▶ _ACTIVITY_
Copy the full listing exactly.
--------------------------------
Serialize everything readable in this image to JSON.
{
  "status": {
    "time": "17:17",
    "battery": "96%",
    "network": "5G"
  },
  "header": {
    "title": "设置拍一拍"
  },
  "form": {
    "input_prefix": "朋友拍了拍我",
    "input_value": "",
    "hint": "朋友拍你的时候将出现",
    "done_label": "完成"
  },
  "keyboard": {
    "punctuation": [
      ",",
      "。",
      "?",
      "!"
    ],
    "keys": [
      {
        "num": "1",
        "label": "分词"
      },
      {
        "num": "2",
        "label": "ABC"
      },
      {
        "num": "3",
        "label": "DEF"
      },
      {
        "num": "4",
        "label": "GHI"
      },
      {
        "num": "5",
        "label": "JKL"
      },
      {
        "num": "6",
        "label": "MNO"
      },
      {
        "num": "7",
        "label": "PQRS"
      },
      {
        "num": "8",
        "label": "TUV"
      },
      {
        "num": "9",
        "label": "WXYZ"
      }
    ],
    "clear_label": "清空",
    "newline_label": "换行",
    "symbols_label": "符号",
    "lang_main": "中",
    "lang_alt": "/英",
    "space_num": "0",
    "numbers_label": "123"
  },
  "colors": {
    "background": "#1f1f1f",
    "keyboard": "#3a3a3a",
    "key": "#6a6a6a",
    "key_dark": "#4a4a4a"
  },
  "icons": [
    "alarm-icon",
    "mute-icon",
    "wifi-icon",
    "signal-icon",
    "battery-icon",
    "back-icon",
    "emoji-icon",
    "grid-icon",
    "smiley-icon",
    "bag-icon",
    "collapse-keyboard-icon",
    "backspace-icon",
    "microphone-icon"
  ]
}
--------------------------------
▶ _RESPONSE_
Serialize everything readable in this image to JSON.
{
  "status": {
    "time": "17:17",
    "battery": "96%",
    "network": "5G"
  },
  "header": {
    "title": "设置拍一拍"
  },
  "form": {
    "input_prefix": "朋友拍了拍我",
    "input_value": "",
    "hint": "朋友拍你的时候将出现",
    "done_label": "完成"
  },
  "keyboard": {
    "punctuation": [
      ",",
      "。",
      "?",
      "!"
    ],
    "keys": [
      {
        "num": "1",
        "label": "分词"
      },
      {
        "num": "2",
        "label": "ABC"
      },
      {
        "num": "3",
        "label": "DEF"
      },
      {
        "num": "4",
        "label": "GHI"
      },
      {
        "num": "5",
        "label": "JKL"
      },
      {
        "num": "6",
        "label": "MNO"
      },
      {
        "num": "7",
        "label": "PQRS"
      },
      {
        "num": "8",
        "label": "TUV"
      },
      {
        "num": "9",
        "label": "WXYZ"
      }
    ],
    "clear_label": "清空",
    "newline_label": "换行",
    "symbols_label": "符号",
    "lang_main": "中",
    "lang_alt": "/英",
    "space_num": "0",
    "numbers_label": "123"
  },
  "colors": {
    "background": "#1f1f1f",
    "keyboard": "#3a3a3a",
    "key": "#6a6a6a",
    "key_dark": "#4a4a4a"
  },
  "icons": [
    "alarm-icon",
    "mute-icon",
    "wifi-icon",
    "signal-icon",
    "battery-icon",
    "back-icon",
    "emoji-icon",
    "grid-icon",
    "smiley-icon",
    "bag-icon",
    "collapse-keyboard-icon",
    "backspace-icon",
    "microphone-icon"
  ]
}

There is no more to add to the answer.